The Rise of ‘Behavioural Economics’

In his book The Rise and Fall of Human Behavior, behavioural economist Daniel Kahneman argues that people who engage in “behavioral economics” have become so adept at manipulating the way they experience the world that they are no longer able to see how they are behaving.

That is, people can no longer see how the world they see actually works, or how they behave when they do.

In his work, Kahneman presents a series of experiments where he uses a variety of tools to explore how people interact with the world, including how they think, feel, behave, and think of their emotions.

In one of these experiments, he shows how people can manipulate the way their brain reacts to events, such as seeing a photograph of their loved one or hearing a phone call.

In another, he uses an experiment in which a person watches a video clip of a person who has been bullied.

The person then performs a task that involves manipulating the brain in such a way that they see the person as an enemy.

If the person is able to change their emotional state to be in a positive mood after viewing the bullying video, they have shown that the bully has a positive emotion and therefore an emotion they can manipulate to be more favorable.

Kahneman also describes how these experiments allow us to better understand the brain and how it is affected by social interactions, and how that affects our behavior.

These are the kinds of experiments that Kahneman uses in his book to study human behaviour.

In a new experiment, the researchers have now shown that people can also manipulate their brain’s emotional responses to pictures of their friends.

In an experiment where the participants were asked to look at a picture of a friend, they were given the option of viewing a negative image of their friend.

In this situation, the participants did not see the negative image but saw a positive one, and then were asked which was more upsetting.

In the experiment, people were not aware of the negative images and felt no negative emotions.

However, the negative emotion of seeing a friend’s friend had an impact on their emotions, as they showed a negative emotion to the positive image.

In addition, they showed an increase in positive emotions when they saw the positive version of the image.

So, in this experiment, participants showed an increased amount of positive emotion towards their friend, but also an increased level of negative emotion towards the negative version of their image.

A similar study using a different type of emotional manipulation showed similar results.

In that study, participants were told to look through a camera lens, and the participant was told to watch a video of a human being who had been hit.

When the participant looked through the camera lens they were asked whether they would prefer to see a positive or negative image.

The participant was then shown a video that showed a positive image, but when they looked through it, they saw a negative version.

In contrast, when they were told the same thing about the video, the participant saw a different version of it.

The researchers found that people’s reactions to the negative and positive versions of the video were identical.

These findings suggest that the way we experience the emotions we are experiencing has an impact, and that when we experience negative emotions, we can alter our reactions in such ways that we are more likely to feel positive emotions.
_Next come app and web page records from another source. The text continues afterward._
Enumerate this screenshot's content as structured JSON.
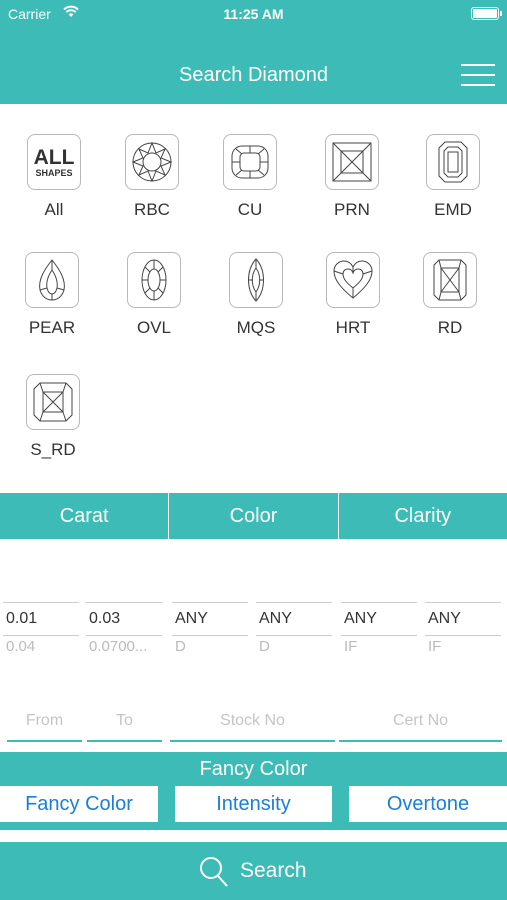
{
  "status": {
    "carrier": "Carrier",
    "time": "11:25 AM"
  },
  "header": {
    "title": "Search Diamond"
  },
  "shapes": [
    {
      "label": "All",
      "icon": "all-shapes-icon"
    },
    {
      "label": "RBC",
      "icon": "round-brilliant-icon"
    },
    {
      "label": "CU",
      "icon": "cushion-icon"
    },
    {
      "label": "PRN",
      "icon": "princess-icon"
    },
    {
      "label": "EMD",
      "icon": "emerald-icon"
    },
    {
      "label": "PEAR",
      "icon": "pear-icon"
    },
    {
      "label": "OVL",
      "icon": "oval-icon"
    },
    {
      "label": "MQS",
      "icon": "marquise-icon"
    },
    {
      "label": "HRT",
      "icon": "heart-icon"
    },
    {
      "label": "RD",
      "icon": "radiant-icon"
    },
    {
      "label": "S_RD",
      "icon": "square-radiant-icon"
    }
  ],
  "all_tile": {
    "big": "ALL",
    "small": "SHAPES"
  },
  "tabs": [
    "Carat",
    "Color",
    "Clarity"
  ],
  "pickers": [
    {
      "selected": "0.01",
      "next": "0.04"
    },
    {
      "selected": "0.03",
      "next": "0.0700..."
    },
    {
      "selected": "ANY",
      "next": "D"
    },
    {
      "selected": "ANY",
      "next": "D"
    },
    {
      "selected": "ANY",
      "next": "IF"
    },
    {
      "selected": "ANY",
      "next": "IF"
    }
  ],
  "inputs": {
    "from_placeholder": "From",
    "to_placeholder": "To",
    "stock_placeholder": "Stock No",
    "cert_placeholder": "Cert No"
  },
  "fancy": {
    "title": "Fancy Color",
    "buttons": [
      "Fancy Color",
      "Intensity",
      "Overtone"
    ]
  },
  "search": {
    "label": "Search"
  },
  "colors": {
    "accent": "#3dbbb6",
    "link": "#1a7fd6"
  }
}
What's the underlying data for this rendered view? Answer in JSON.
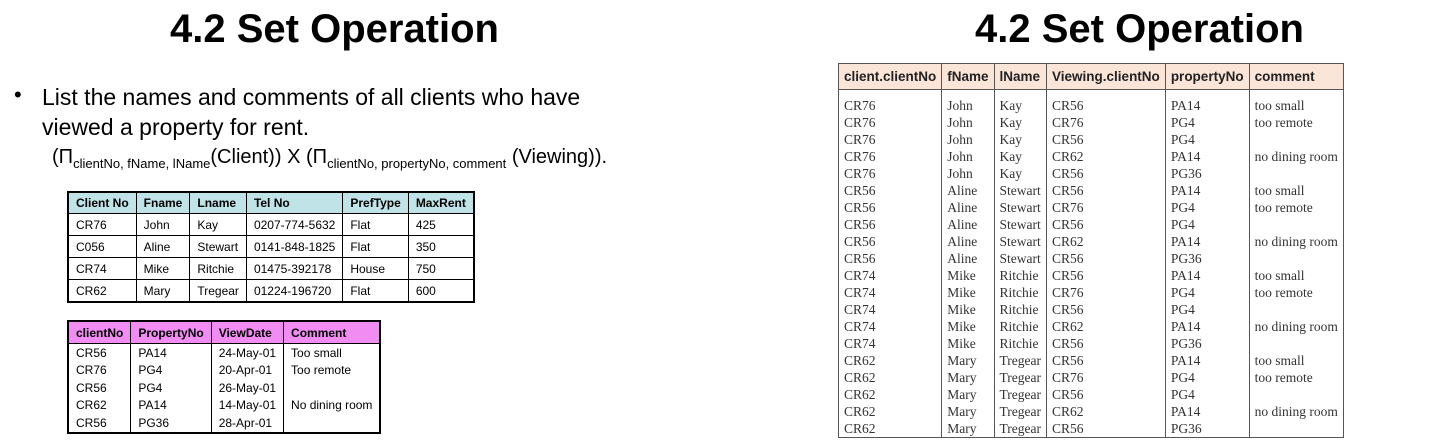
{
  "left": {
    "title": "4.2 Set Operation",
    "bullet_symbol": "•",
    "bullet_text": "List the names and comments of all clients who have viewed a property for rent.",
    "formula": {
      "p1_open": "(Π",
      "p1_sub": "clientNo, fName, lName",
      "p1_rel": "(Client))",
      "times": " X ",
      "p2_open": "(Π",
      "p2_sub": "clientNo, propertyNo, comment",
      "p2_rel": " (Viewing))."
    },
    "client_table": {
      "headers": [
        "Client No",
        "Fname",
        "Lname",
        "Tel No",
        "PrefType",
        "MaxRent"
      ],
      "rows": [
        [
          "CR76",
          "John",
          "Kay",
          "0207-774-5632",
          "Flat",
          "425"
        ],
        [
          "C056",
          "Aline",
          "Stewart",
          "0141-848-1825",
          "Flat",
          "350"
        ],
        [
          "CR74",
          "Mike",
          "Ritchie",
          "01475-392178",
          "House",
          "750"
        ],
        [
          "CR62",
          "Mary",
          "Tregear",
          "01224-196720",
          "Flat",
          "600"
        ]
      ]
    },
    "viewing_table": {
      "headers": [
        "clientNo",
        "PropertyNo",
        "ViewDate",
        "Comment"
      ],
      "rows": [
        [
          "CR56",
          "PA14",
          "24-May-01",
          "Too small"
        ],
        [
          "CR76",
          "PG4",
          "20-Apr-01",
          "Too remote"
        ],
        [
          "CR56",
          "PG4",
          "26-May-01",
          ""
        ],
        [
          "CR62",
          "PA14",
          "14-May-01",
          "No dining room"
        ],
        [
          "CR56",
          "PG36",
          "28-Apr-01",
          ""
        ]
      ]
    }
  },
  "right": {
    "title": "4.2 Set Operation",
    "result_table": {
      "headers": [
        "client.clientNo",
        "fName",
        "lName",
        "Viewing.clientNo",
        "propertyNo",
        "comment"
      ],
      "rows": [
        [
          "CR76",
          "John",
          "Kay",
          "CR56",
          "PA14",
          "too small"
        ],
        [
          "CR76",
          "John",
          "Kay",
          "CR76",
          "PG4",
          "too remote"
        ],
        [
          "CR76",
          "John",
          "Kay",
          "CR56",
          "PG4",
          ""
        ],
        [
          "CR76",
          "John",
          "Kay",
          "CR62",
          "PA14",
          "no dining room"
        ],
        [
          "CR76",
          "John",
          "Kay",
          "CR56",
          "PG36",
          ""
        ],
        [
          "CR56",
          "Aline",
          "Stewart",
          "CR56",
          "PA14",
          "too small"
        ],
        [
          "CR56",
          "Aline",
          "Stewart",
          "CR76",
          "PG4",
          "too remote"
        ],
        [
          "CR56",
          "Aline",
          "Stewart",
          "CR56",
          "PG4",
          ""
        ],
        [
          "CR56",
          "Aline",
          "Stewart",
          "CR62",
          "PA14",
          "no dining room"
        ],
        [
          "CR56",
          "Aline",
          "Stewart",
          "CR56",
          "PG36",
          ""
        ],
        [
          "CR74",
          "Mike",
          "Ritchie",
          "CR56",
          "PA14",
          "too small"
        ],
        [
          "CR74",
          "Mike",
          "Ritchie",
          "CR76",
          "PG4",
          "too remote"
        ],
        [
          "CR74",
          "Mike",
          "Ritchie",
          "CR56",
          "PG4",
          ""
        ],
        [
          "CR74",
          "Mike",
          "Ritchie",
          "CR62",
          "PA14",
          "no dining room"
        ],
        [
          "CR74",
          "Mike",
          "Ritchie",
          "CR56",
          "PG36",
          ""
        ],
        [
          "CR62",
          "Mary",
          "Tregear",
          "CR56",
          "PA14",
          "too small"
        ],
        [
          "CR62",
          "Mary",
          "Tregear",
          "CR76",
          "PG4",
          "too remote"
        ],
        [
          "CR62",
          "Mary",
          "Tregear",
          "CR56",
          "PG4",
          ""
        ],
        [
          "CR62",
          "Mary",
          "Tregear",
          "CR62",
          "PA14",
          "no dining room"
        ],
        [
          "CR62",
          "Mary",
          "Tregear",
          "CR56",
          "PG36",
          ""
        ]
      ]
    }
  }
}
This means that we can change our behavior, and this affects how we interact with people, so that they feel positive and more favorable, and we can then use these positive emotions to manipulate our own actions.

This is an interesting area for future research, and there are many ways to look for new and different ways to manipulate emotion.

The first step is to look into what happens in the brain when we have a negative experience, such the negative emotional state that a person experiences.

When we experience such a negative emotional experience, the amygdala, a part of the brain that normally regulates emotions, goes into overdrive, and produces chemicals that make us feel a sense of dread and anxiety, but in this case, the fear is of seeing the person being bullied.

This creates a physiological stress response in the body.

The amygdala has two functions.

It controls the fear response in our body, and it also has the ability to inhibit certain emotions that are associated with those types of experiences.

To do this, the hypothalamus, which is located in the hypothalamic region of the body, sends signals to the brain to control how the brain responds to certain types of emotions.

If we have experienced a negative state, then the amygdala will go into over drive and produce cortisol, which makes us feel anxious.

Cortisol also activates the limbic system, which helps us to regulate emotions.

We have also found that when the amygdala is activated in these circumstances, it also sends out an alarm signal to the limbics system.

This signals the brain it needs to make changes to the way it responds to negative emotions so that it can deal with the negative feelings.

The limbics process is the same in people as it is in animals, and